Let’s return to the man’s choice to eat of the forbidden fruit. Genesis 3:6 continues: …and she also gave some to her husband, who was with her, and he ate.
The man made no move to stop the woman from eating; he was right there while she was speaking to the serpent, and he made no protest. And yet the quest for knowledge was not his quest; it was quite clearly that of the woman. Both man and woman knew that God had asked them not to eat the fruit from this tree, and they both decided to eat it anyway.
But in the case of the man, he seems to have harbored some guilt. When God returned to the garden and questioned them, in 3:12 the man says, “She gave me fruit from the tree, and I ate.” He is defending his actions by giving the responsibility to his partner. This is not an uncommon thing for us to do to each other—especially when we only did something because we were pulled along on some other person’s quest. The man “fell” in this scenario not because he ate of the forbidden fruit, but because he ate even though he didn’t want to.
So I think that this is what the idea of the “fall” is all about. When we seek to broaden our horizons by pushing boundaries, as the woman did, this can be a healthy avenue for growth. But when we break the explicit rules passively, because we are following a path that is not ours to follow, doing something even though we feel guilty about it—when we do these things, they are perhaps our own little “fall” from grace.

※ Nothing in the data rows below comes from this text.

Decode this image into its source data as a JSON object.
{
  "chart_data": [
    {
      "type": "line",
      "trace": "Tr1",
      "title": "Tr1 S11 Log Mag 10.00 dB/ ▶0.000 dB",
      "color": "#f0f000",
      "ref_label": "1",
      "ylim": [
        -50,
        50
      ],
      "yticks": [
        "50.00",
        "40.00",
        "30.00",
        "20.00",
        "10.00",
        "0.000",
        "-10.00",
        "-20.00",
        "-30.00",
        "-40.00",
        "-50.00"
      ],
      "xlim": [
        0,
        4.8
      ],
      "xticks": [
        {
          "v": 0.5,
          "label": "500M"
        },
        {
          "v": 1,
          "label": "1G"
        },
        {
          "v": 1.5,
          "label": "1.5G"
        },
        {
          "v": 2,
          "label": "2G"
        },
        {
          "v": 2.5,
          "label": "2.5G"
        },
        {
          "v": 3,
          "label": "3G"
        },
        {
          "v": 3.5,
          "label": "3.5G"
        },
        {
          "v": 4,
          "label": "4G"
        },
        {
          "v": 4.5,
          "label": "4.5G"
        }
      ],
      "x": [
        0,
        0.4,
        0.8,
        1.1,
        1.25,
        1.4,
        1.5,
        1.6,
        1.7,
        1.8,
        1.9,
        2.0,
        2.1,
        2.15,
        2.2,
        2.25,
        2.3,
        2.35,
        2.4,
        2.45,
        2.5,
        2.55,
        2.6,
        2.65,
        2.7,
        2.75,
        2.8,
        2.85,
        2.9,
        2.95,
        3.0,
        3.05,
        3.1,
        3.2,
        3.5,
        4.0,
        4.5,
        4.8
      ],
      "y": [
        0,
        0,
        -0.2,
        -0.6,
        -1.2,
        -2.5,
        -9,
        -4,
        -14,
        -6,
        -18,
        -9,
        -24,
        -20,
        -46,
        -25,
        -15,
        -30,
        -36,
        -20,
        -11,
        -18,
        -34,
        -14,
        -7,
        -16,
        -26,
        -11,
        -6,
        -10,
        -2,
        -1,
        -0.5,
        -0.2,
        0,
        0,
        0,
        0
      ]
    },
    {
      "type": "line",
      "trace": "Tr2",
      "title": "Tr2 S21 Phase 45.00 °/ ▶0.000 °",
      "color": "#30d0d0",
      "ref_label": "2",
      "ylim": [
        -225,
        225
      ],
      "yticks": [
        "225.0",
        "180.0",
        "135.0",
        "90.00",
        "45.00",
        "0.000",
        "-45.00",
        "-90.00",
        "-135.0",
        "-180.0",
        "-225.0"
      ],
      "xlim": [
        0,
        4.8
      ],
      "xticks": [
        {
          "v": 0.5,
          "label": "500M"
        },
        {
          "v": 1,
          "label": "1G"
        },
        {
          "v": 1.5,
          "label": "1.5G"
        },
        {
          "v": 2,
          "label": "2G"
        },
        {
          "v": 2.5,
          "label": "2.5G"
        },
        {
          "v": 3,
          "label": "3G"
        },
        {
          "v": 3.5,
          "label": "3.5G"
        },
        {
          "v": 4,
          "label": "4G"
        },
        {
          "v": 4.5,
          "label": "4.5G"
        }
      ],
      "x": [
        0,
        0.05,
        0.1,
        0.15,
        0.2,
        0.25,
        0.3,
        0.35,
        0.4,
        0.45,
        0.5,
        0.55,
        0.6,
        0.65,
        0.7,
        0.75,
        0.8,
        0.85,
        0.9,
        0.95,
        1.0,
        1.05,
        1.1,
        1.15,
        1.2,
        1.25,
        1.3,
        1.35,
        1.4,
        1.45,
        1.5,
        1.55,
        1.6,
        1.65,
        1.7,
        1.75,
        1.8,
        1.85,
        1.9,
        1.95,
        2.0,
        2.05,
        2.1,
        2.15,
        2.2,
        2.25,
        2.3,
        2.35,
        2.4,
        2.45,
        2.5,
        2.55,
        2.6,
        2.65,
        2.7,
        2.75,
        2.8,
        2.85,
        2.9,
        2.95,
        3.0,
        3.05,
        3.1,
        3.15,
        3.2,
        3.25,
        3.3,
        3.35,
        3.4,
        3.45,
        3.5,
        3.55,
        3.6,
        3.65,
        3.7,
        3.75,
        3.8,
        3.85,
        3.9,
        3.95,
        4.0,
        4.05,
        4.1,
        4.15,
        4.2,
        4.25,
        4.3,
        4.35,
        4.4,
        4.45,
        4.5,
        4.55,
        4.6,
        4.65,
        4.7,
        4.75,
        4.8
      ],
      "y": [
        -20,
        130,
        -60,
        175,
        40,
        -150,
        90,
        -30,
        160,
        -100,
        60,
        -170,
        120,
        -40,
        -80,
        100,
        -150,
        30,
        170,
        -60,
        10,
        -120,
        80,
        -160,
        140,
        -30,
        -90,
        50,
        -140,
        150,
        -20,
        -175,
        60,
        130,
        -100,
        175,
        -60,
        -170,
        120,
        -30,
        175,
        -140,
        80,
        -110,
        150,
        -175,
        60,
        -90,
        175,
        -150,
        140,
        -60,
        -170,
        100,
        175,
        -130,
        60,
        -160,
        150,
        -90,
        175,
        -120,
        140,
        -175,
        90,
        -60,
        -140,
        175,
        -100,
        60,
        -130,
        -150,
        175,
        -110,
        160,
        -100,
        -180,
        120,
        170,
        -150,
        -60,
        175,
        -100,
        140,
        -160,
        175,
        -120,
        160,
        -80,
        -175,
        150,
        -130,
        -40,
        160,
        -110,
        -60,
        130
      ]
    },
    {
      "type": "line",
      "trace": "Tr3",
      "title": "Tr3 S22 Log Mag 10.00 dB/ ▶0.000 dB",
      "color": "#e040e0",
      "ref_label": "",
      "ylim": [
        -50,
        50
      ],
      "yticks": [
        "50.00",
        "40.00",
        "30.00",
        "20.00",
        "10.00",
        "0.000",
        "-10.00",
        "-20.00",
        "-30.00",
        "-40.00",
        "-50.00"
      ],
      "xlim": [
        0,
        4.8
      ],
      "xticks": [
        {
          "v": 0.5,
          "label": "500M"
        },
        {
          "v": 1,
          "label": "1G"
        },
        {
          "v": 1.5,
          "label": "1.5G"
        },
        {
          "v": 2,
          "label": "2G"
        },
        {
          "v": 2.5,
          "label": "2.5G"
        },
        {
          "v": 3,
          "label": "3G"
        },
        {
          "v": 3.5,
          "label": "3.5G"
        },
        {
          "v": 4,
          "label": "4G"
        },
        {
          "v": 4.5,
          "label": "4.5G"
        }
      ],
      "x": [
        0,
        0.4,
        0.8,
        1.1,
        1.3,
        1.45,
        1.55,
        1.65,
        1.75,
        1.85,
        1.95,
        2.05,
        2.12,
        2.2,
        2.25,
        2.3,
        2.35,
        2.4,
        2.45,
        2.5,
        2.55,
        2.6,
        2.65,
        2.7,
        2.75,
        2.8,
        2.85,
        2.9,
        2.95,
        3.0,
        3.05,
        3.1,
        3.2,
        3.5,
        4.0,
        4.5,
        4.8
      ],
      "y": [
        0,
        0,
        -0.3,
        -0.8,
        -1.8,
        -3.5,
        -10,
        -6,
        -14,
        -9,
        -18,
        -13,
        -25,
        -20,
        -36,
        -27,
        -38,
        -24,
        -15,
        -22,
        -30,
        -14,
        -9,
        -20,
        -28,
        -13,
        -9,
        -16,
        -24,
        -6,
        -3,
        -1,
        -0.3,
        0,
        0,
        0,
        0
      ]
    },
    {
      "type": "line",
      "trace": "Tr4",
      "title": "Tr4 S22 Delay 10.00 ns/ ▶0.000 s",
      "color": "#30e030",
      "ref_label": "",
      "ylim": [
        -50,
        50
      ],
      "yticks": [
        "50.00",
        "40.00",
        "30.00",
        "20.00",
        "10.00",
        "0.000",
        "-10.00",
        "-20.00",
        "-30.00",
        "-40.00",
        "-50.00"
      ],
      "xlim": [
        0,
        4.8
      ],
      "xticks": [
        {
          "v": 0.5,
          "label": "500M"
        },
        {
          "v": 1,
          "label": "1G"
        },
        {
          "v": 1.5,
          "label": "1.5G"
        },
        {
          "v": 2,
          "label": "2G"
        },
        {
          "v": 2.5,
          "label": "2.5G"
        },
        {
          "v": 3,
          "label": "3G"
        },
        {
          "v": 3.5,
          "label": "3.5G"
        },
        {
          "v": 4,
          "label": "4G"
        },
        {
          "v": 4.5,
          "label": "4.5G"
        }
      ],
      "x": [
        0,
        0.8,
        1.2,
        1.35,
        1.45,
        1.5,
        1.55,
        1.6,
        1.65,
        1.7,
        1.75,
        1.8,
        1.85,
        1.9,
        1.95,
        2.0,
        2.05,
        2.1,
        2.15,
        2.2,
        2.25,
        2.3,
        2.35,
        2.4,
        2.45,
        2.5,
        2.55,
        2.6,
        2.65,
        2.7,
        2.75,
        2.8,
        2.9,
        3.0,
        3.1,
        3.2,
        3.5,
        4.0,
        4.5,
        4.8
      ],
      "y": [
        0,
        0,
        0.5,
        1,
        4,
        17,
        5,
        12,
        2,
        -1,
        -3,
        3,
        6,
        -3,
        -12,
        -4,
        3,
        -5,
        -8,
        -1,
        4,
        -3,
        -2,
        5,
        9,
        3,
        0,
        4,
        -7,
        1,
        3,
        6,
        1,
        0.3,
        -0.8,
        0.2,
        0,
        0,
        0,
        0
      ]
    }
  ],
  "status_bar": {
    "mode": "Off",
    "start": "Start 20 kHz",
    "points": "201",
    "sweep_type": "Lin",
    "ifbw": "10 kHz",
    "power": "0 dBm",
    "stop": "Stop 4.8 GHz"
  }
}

Does that spell out the end of the world? Of course not. We all “fall” sometimes. And if we can recognize that, and if we put the work into righting ourselves, we can earn back what grace we lost.
In my reading of Genesis 1-3, it doesn’t really matter whether it was the man or the woman who caused the other to eat the fruit; they were partners whose paths diverged. What matters is that when we are presented with a forbidden fruit, we must decide whether we are embarking on a quest or preparing to fall. What matters is how we move in the world, and how we will perceive our own grace and that of each other.
~ For all Biblical references in this post, I used The Peoples’ Bible, published by Fortress Press, Minneapolis, 2009. ~